My blog has moved!

You should be automatically redirected in 1 second. If not, visit
and update your bookmarks.

Remember: 2010: The International Year of Biodiversity: At Jordan Park

Tuesday, May 11, 2010

2010: The International Year of Biodiversity: At Jordan Park

When I was walking around Jordan Park a few days ago with Doc, I did not know what year it was.  Yes, I knew it was 2010 but I had no idea what particular significance 2010 holds.  2010 has been designated by the United Nations as an “International Year of Biodiversity”.  A major component of this designation is a study on the state of the world’s ecosystems; the results of which have just been released.
Before I get to that though, let me clarify what the word biodiversity means.  The Fifth Edition of Botkin and Keller’s “Environmental Science” defines Biological Diversity as follows”
"Used loosely to mean the variety of life on the Earth, but scientifically typically used to consist of three components: (1) genetic diversity- the total number of genetic characteristics; (2) species diversity; and (3) habitat or ecosystem diversity- the number of kinds of habitats or ecosystems in a given unit area.”

Now, the study commissioned by the UN, concludes the following according to CNN:

”The world's eco-systems are at risk of "rapid degradation and collapse" according to a new United Nations report.
The third Global Biodiversity Outlook (GBO-3) published by the Convention on Biological Diversity (CBD) warns that unless "swift, radical and creative action" is taken "massive further loss is increasingly likely."

In other words, the ecosystems of Earth are up the creek without a paddle.  The study sites specific examples of areas in extremely dire straits but the results make abundantly clear that nearly every ecosystem on earth is at this very moment, in danger. 

So, what exactly does a walk around Jordan Park have to do with a global ecological collapse that would be tantamount to Armageddon?  Simply put, everything.  At this very moment, in Jordan Park, right here in Allentown Pennsylvania, the entirety of the world’s ecological crisis is in full view.

A long long time ago, the current site of Jordan Park was once a wetland. (Allentown City Council documents from 1976 confirm this)  From existing in its natural state Jordan Park has been drained, made into a lake, drained and filled in and made into the park we see today.  If my post ended right here, enough ecological issues would be raised to write a thesis. There is however, much more.

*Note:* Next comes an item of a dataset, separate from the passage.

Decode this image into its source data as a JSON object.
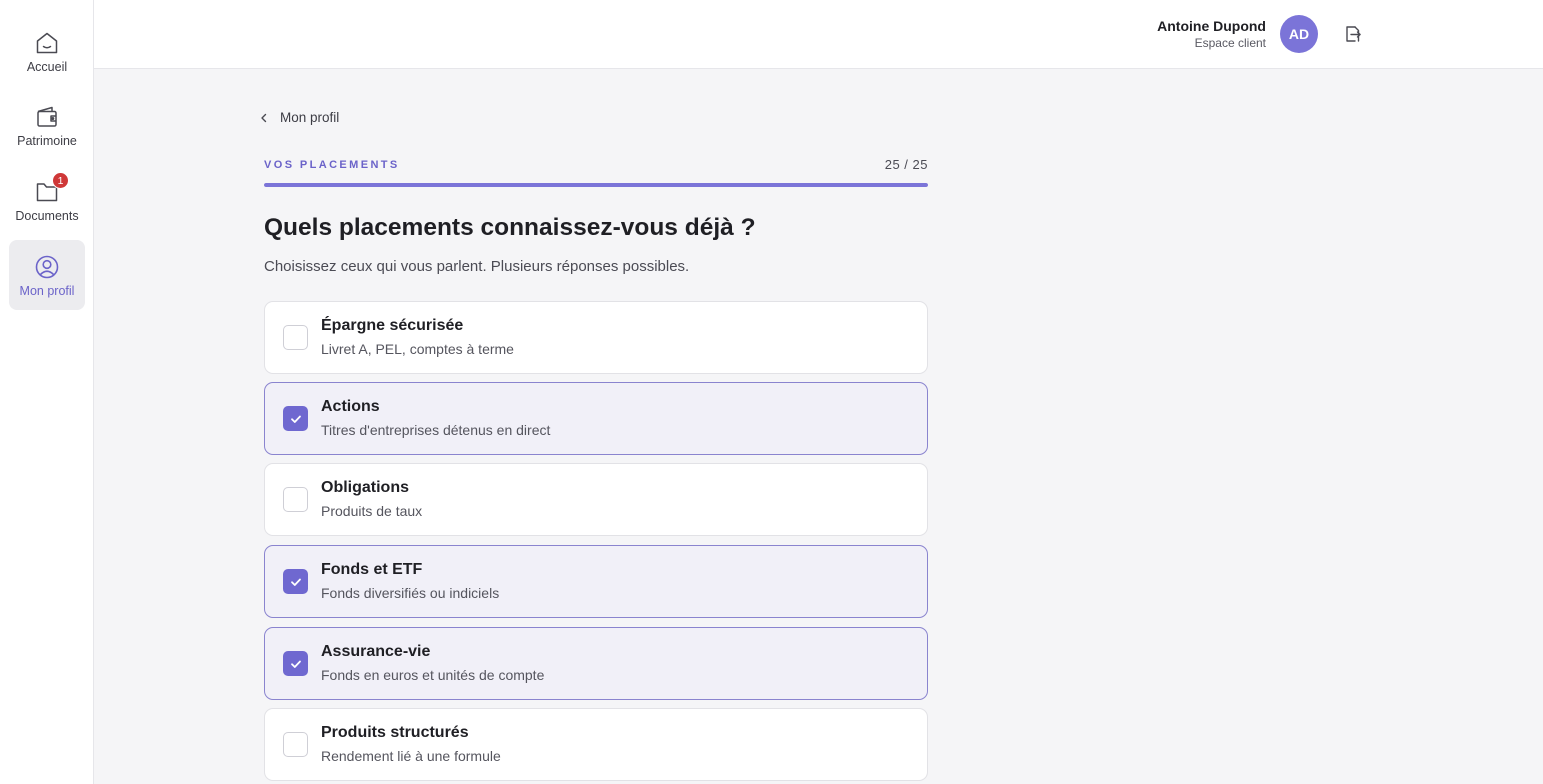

Besides the concreted stream banks with zero vegetative buffering, the ancient remnants of the age of Jordan Lake remain at their worst acting as a “bridge” across Jordan Creek near the center of the park.  Here, the crisis of biodiversity in Jordan Park starts to become readily apparent.  By damming the Jordan, and creating a situation in stark contrast to naturally occurring creek conditions, algae growth, sediment, and excess nutrients steep in a slow draining pool of polluted filth for the majority of the year at Jordan Park.  By existing in such a state, the necessary organic components of the stream’s food web are eliminated.  The number of species drops.  The amount of remaining species drops.  Algae becomes the single dominant species.  Biodiversity is destroyed. 
Further on up the stream, a vegetative buffer has been allowed to grow.  An idle glance from a passer by would see numerous plants, flowers, grasses etc and in all likelihood, that passerby would not think that biodiversity was a problem in that location.  This readers, is the big problem.  You see, a dark turbulent water body doesn’t look right to anyone.  The green stuff does.  One year ago, I would have thought that the buffer at Jordan Park was just fine.

As it turns out, the buffer at Jordan park is full of invasive species.  From the seemingly benign creeping buttercup to the terrible huge Japanese Knotweed. (The picture below shows Doc standing in front of the knotweed so you can see just how large it is already in early May)
These invasive species are rapid colonizers that outcompete native plants for the necessary nutrients needed to survive.  In doing so, they eliminate native plants and become the dominant species. The plants that are eliminated by the invasives are the primary food sources for native animals, birds, insects and fish.  Like algae in the water, as the invasive plants become dominant, biodiversity is destroyed.
Of course, the invasive threat is not just going on in Jordan Park.  Invasive plant species have begun to spread throughout many of our parks.  Since this is the year of Biodiversity, there is no better time to begin educating folks about invasive species.  We can do little to save the Amazonian rainforest here in Allentown.  We can however work to begin the necessary changes in our ecosystems to preserve biodiversity.

Labels: ,


Post a Comment

Subscribe to Post Comments [Atom]

<< Home